In a realm of larger-than-life icons, this multidimensional profile of a real human being is as rare as the discovery of a new species.
Executives “may tell you about their divorce or sad childhood but they don’t want to talk about how conflicted they are,” Binkley said.
The final chapter of the book calls Las Vegas “a place that tries so hard yet can’t respect itself, like the class slut.”
Binkley reiterates that many of these casino titans maintain homes in other states and often fly out of town to reconnect with family and friends.
But there’s an even bigger revelation: Giant, mainstream companies such as Disney have passed on opportunities to buy into the gaming industry’s incredible riches, leaving this wealth concentrated in the hands of a few Las Vegas executives.
Although the taboo of gambling has dissipated over the years, there lingers an attitude that this is a crass business best left to tanned men in flashy suits and too-white smiles.
Binkley now writes a weekly style column for The Wall Street Journal — a job that came unexpectedly after someone suggested she write a story about driving a Ferrari.
Writing about fashion and pop culture was a welcome change for Binkley, who realized she had been at the gaming beat too long after a few boring interviews with industry newcomers who knew less about the business than she did.
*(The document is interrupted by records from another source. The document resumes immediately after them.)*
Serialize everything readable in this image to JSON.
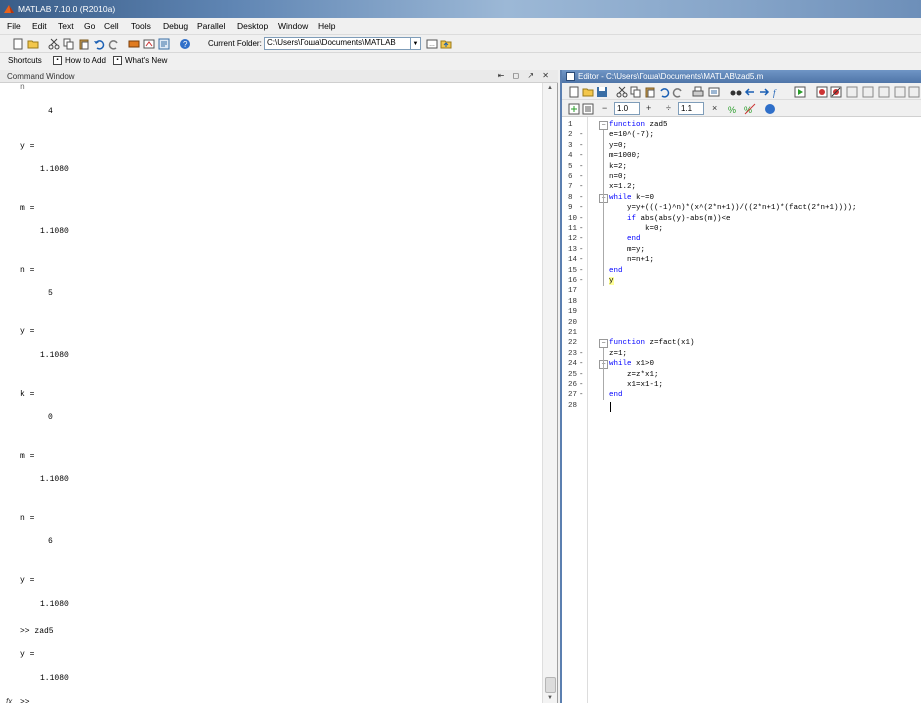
{
  "app": {
    "title": "MATLAB  7.10.0 (R2010a)",
    "menus": [
      "File",
      "Edit",
      "Text",
      "Go",
      "Cell",
      "Tools",
      "Debug",
      "Parallel",
      "Desktop",
      "Window",
      "Help"
    ],
    "toolbar": {
      "current_folder_label": "Current Folder:",
      "current_folder_value": "C:\\Users\\Гоша\\Documents\\MATLAB"
    },
    "shortcuts": [
      "Shortcuts",
      "How to Add",
      "What's New"
    ]
  },
  "command_window": {
    "title": "Command Window",
    "controls": "⇤ ◻ ↗ ✕",
    "lines": [
      "4",
      "y =",
      "1.1080",
      "m =",
      "1.1080",
      "n =",
      "5",
      "y =",
      "1.1080",
      "k =",
      "0",
      "m =",
      "1.1080",
      "n =",
      "6",
      "y =",
      "1.1080",
      ">> zad5",
      "y =",
      "1.1080"
    ],
    "prompt": ">>",
    "fx_label": "fx"
  },
  "editor": {
    "title": "Editor - C:\\Users\\Гоша\\Documents\\MATLAB\\zad5.m",
    "cell_toolbar": {
      "value_a": "1.0",
      "value_b": "1.1",
      "minus": "−",
      "plus": "+",
      "divide": "÷",
      "times": "×"
    },
    "code_lines": [
      {
        "n": "1",
        "dash": "",
        "text": "function zad5"
      },
      {
        "n": "2",
        "dash": "-",
        "text": "e=10^(-7);"
      },
      {
        "n": "3",
        "dash": "-",
        "text": "y=0;"
      },
      {
        "n": "4",
        "dash": "-",
        "text": "m=1000;"
      },
      {
        "n": "5",
        "dash": "-",
        "text": "k=2;"
      },
      {
        "n": "6",
        "dash": "-",
        "text": "n=0;"
      },
      {
        "n": "7",
        "dash": "-",
        "text": "x=1.2;"
      },
      {
        "n": "8",
        "dash": "-",
        "text": "while k~=0"
      },
      {
        "n": "9",
        "dash": "-",
        "text": "    y=y+(((-1)^n)*(x^(2*n+1))/((2*n+1)*(fact(2*n+1))));"
      },
      {
        "n": "10",
        "dash": "-",
        "text": "    if abs(abs(y)-abs(m))<e"
      },
      {
        "n": "11",
        "dash": "-",
        "text": "        k=0;"
      },
      {
        "n": "12",
        "dash": "-",
        "text": "    end"
      },
      {
        "n": "13",
        "dash": "-",
        "text": "    m=y;"
      },
      {
        "n": "14",
        "dash": "-",
        "text": "    n=n+1;"
      },
      {
        "n": "15",
        "dash": "-",
        "text": "end"
      },
      {
        "n": "16",
        "dash": "-",
        "text": "y"
      },
      {
        "n": "17",
        "dash": "",
        "text": ""
      },
      {
        "n": "18",
        "dash": "",
        "text": ""
      },
      {
        "n": "19",
        "dash": "",
        "text": ""
      },
      {
        "n": "20",
        "dash": "",
        "text": ""
      },
      {
        "n": "21",
        "dash": "",
        "text": ""
      },
      {
        "n": "22",
        "dash": "",
        "text": "function z=fact(x1)"
      },
      {
        "n": "23",
        "dash": "-",
        "text": "z=1;"
      },
      {
        "n": "24",
        "dash": "-",
        "text": "while x1>0"
      },
      {
        "n": "25",
        "dash": "-",
        "text": "    z=z*x1;"
      },
      {
        "n": "26",
        "dash": "-",
        "text": "    x1=x1-1;"
      },
      {
        "n": "27",
        "dash": "-",
        "text": "end"
      },
      {
        "n": "28",
        "dash": "",
        "text": ""
      }
    ]
  },
  "colors": {
    "keyword": "#0000ff",
    "editor_border": "#5b7fb0"
  }
}
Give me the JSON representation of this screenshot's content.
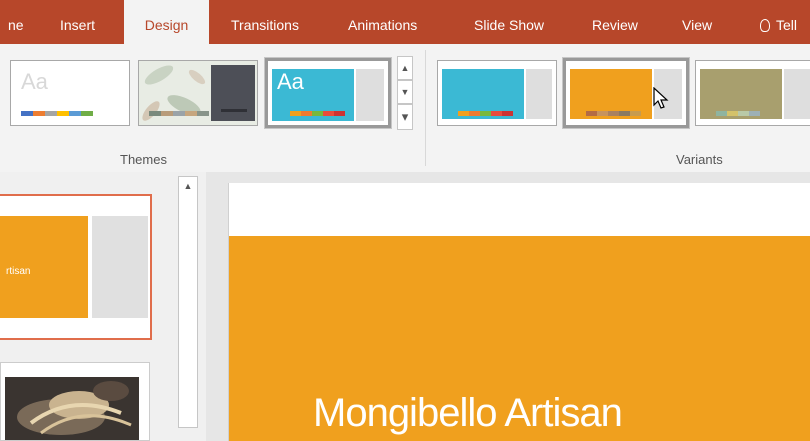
{
  "ribbon": {
    "tabs": [
      {
        "label": "ne",
        "active": false
      },
      {
        "label": "Insert",
        "active": false
      },
      {
        "label": "Design",
        "active": true
      },
      {
        "label": "Transitions",
        "active": false
      },
      {
        "label": "Animations",
        "active": false
      },
      {
        "label": "Slide Show",
        "active": false
      },
      {
        "label": "Review",
        "active": false
      },
      {
        "label": "View",
        "active": false
      },
      {
        "label": "Tell",
        "active": false,
        "icon": "lightbulb-icon"
      }
    ],
    "themes_label": "Themes",
    "variants_label": "Variants",
    "theme_aa": "Aa",
    "scroll_up": "▲",
    "scroll_down": "▼",
    "scroll_more": "▾"
  },
  "colors": {
    "accent": "#b7472a",
    "selected_border": "#e06d4b",
    "slide_orange": "#f0a01e",
    "variant_teal": "#3bb9d4",
    "variant_olive": "#a89f6e"
  },
  "slides_pane": {
    "thumb_text": "rtisan"
  },
  "slide": {
    "title": "Mongibello Artisan"
  }
}
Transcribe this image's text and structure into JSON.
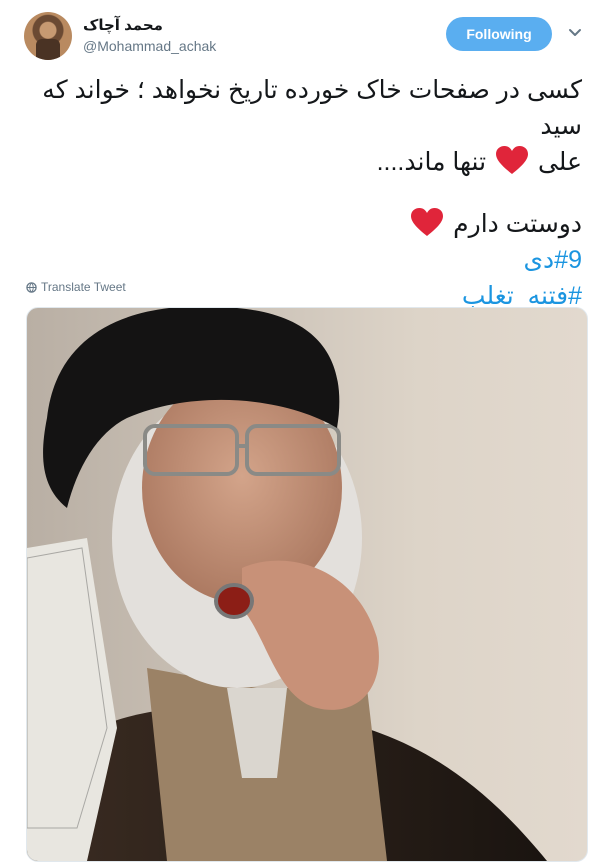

“I’m a journalist, not a casino executive,” she said. “I’m supposed to be exploring and learning, so I knew it was time to try something new and different.”